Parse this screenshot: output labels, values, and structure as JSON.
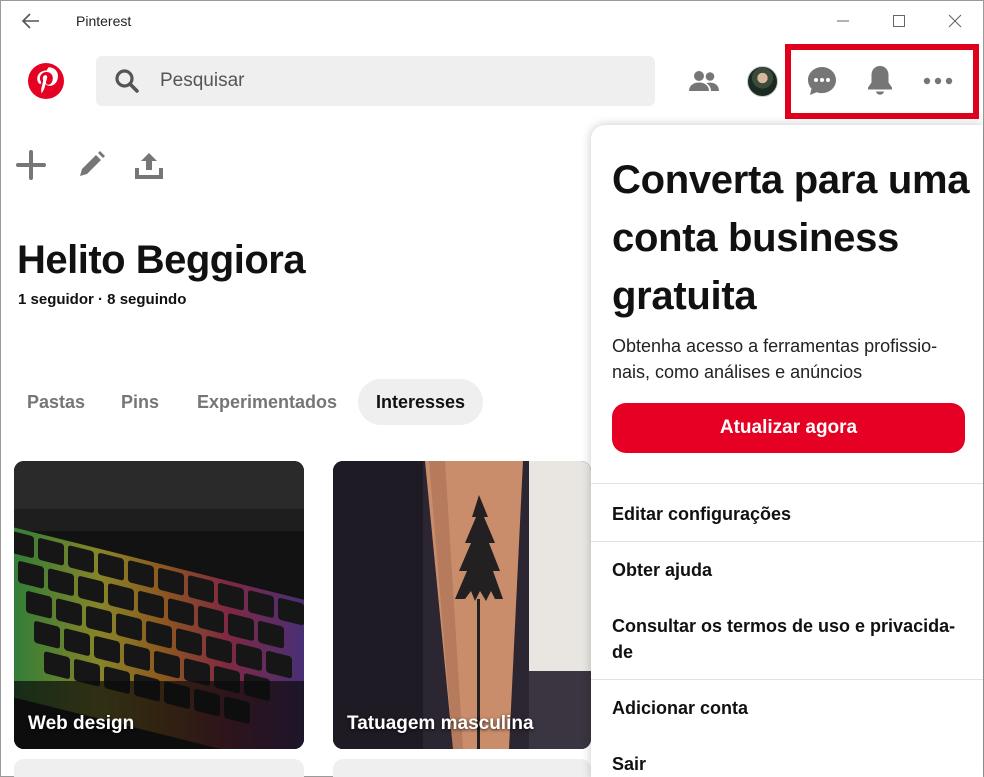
{
  "window": {
    "title": "Pinterest"
  },
  "search": {
    "placeholder": "Pesquisar"
  },
  "profile": {
    "name": "Helito Beggiora",
    "stats": "1 seguidor · 8 seguindo"
  },
  "tabs": [
    {
      "label": "Pastas",
      "active": false
    },
    {
      "label": "Pins",
      "active": false
    },
    {
      "label": "Experimentados",
      "active": false
    },
    {
      "label": "Interesses",
      "active": true
    }
  ],
  "cards": [
    {
      "label": "Web design"
    },
    {
      "label": "Tatuagem masculina"
    }
  ],
  "menu": {
    "heading": "Converta para uma conta business gratuita",
    "description": "Obtenha acesso a ferramentas profissio-nais, como análises e anúncios",
    "cta_label": "Atualizar agora",
    "items": [
      {
        "label": "Editar configurações"
      },
      {
        "label": "Obter ajuda"
      },
      {
        "label": "Consultar os termos de uso e privacida-de"
      },
      {
        "label": "Adicionar conta"
      },
      {
        "label": "Sair"
      }
    ]
  },
  "icons": {
    "logo": "pinterest-logo",
    "people": "people-icon",
    "chat": "chat-icon",
    "bell": "bell-icon",
    "more": "more-icon",
    "plus": "plus-icon",
    "pencil": "pencil-icon",
    "upload": "upload-icon"
  },
  "colors": {
    "brand": "#e60023",
    "highlight": "#e0001b",
    "tab_active_bg": "#efefef",
    "icon_gray": "#767676"
  }
}
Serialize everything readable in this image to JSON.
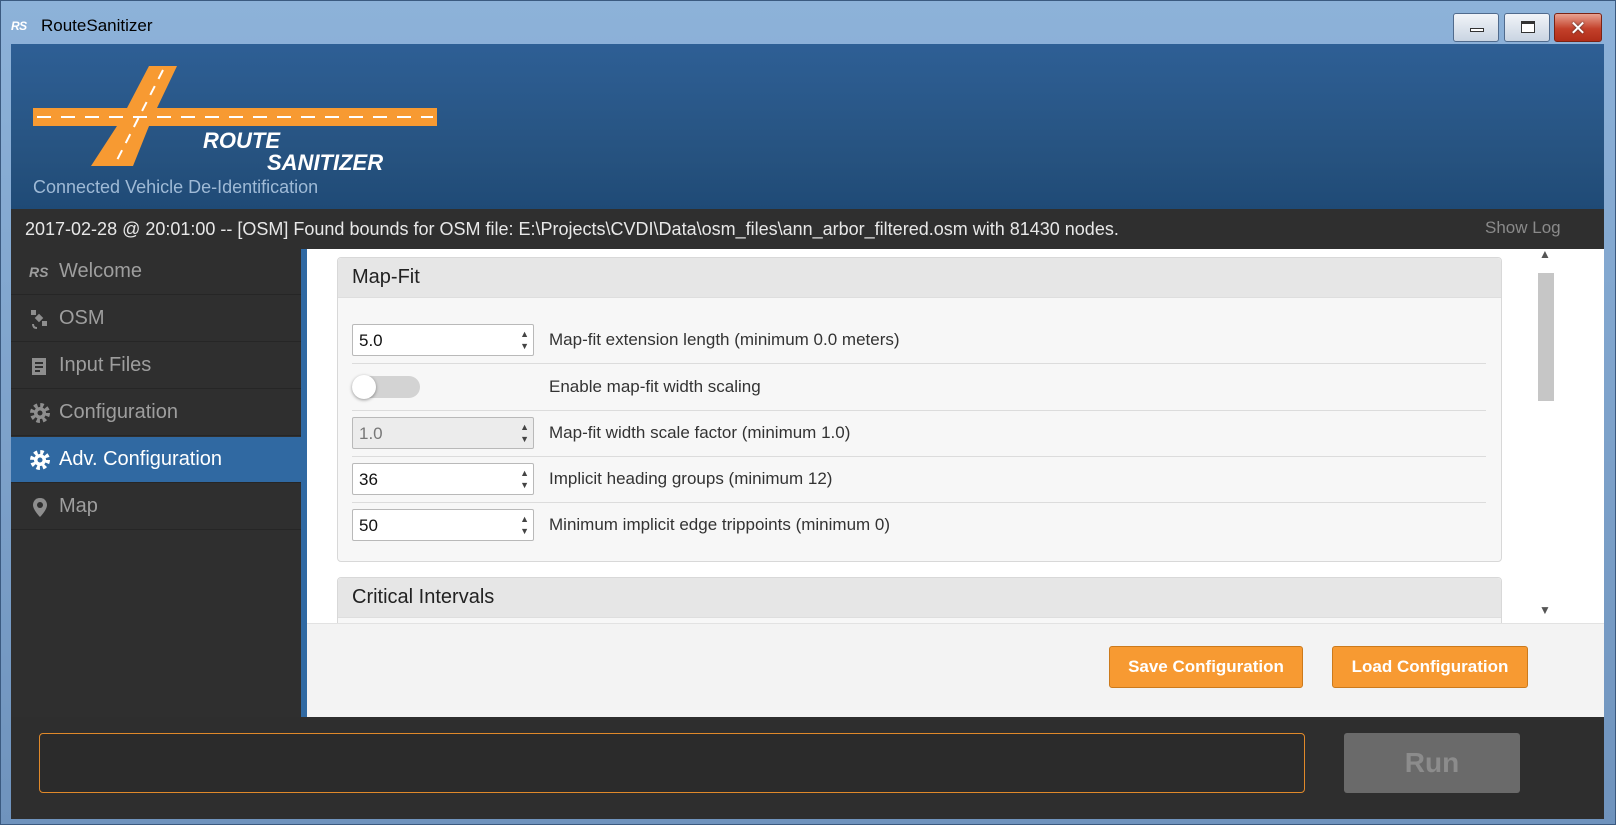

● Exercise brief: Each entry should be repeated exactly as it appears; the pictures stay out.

● Expected answer:
Parse this screenshot: output labels, values, and structure as JSON.
{
  "window": {
    "title": "Pinterest"
  },
  "search": {
    "placeholder": "Pesquisar"
  },
  "profile": {
    "name": "Helito Beggiora",
    "stats": "1 seguidor · 8 seguindo"
  },
  "tabs": [
    {
      "label": "Pastas",
      "active": false
    },
    {
      "label": "Pins",
      "active": false
    },
    {
      "label": "Experimentados",
      "active": false
    },
    {
      "label": "Interesses",
      "active": true
    }
  ],
  "cards": [
    {
      "label": "Web design"
    },
    {
      "label": "Tatuagem masculina"
    }
  ],
  "menu": {
    "heading": "Converta para uma conta business gratuita",
    "description": "Obtenha acesso a ferramentas profissio-nais, como análises e anúncios",
    "cta_label": "Atualizar agora",
    "items": [
      {
        "label": "Editar configurações"
      },
      {
        "label": "Obter ajuda"
      },
      {
        "label": "Consultar os termos de uso e privacida-de"
      },
      {
        "label": "Adicionar conta"
      },
      {
        "label": "Sair"
      }
    ]
  },
  "icons": {
    "logo": "pinterest-logo",
    "people": "people-icon",
    "chat": "chat-icon",
    "bell": "bell-icon",
    "more": "more-icon",
    "plus": "plus-icon",
    "pencil": "pencil-icon",
    "upload": "upload-icon"
  },
  "colors": {
    "brand": "#e60023",
    "highlight": "#e0001b",
    "tab_active_bg": "#efefef",
    "icon_gray": "#767676"
  }
}
Serialize everything readable in this image to JSON.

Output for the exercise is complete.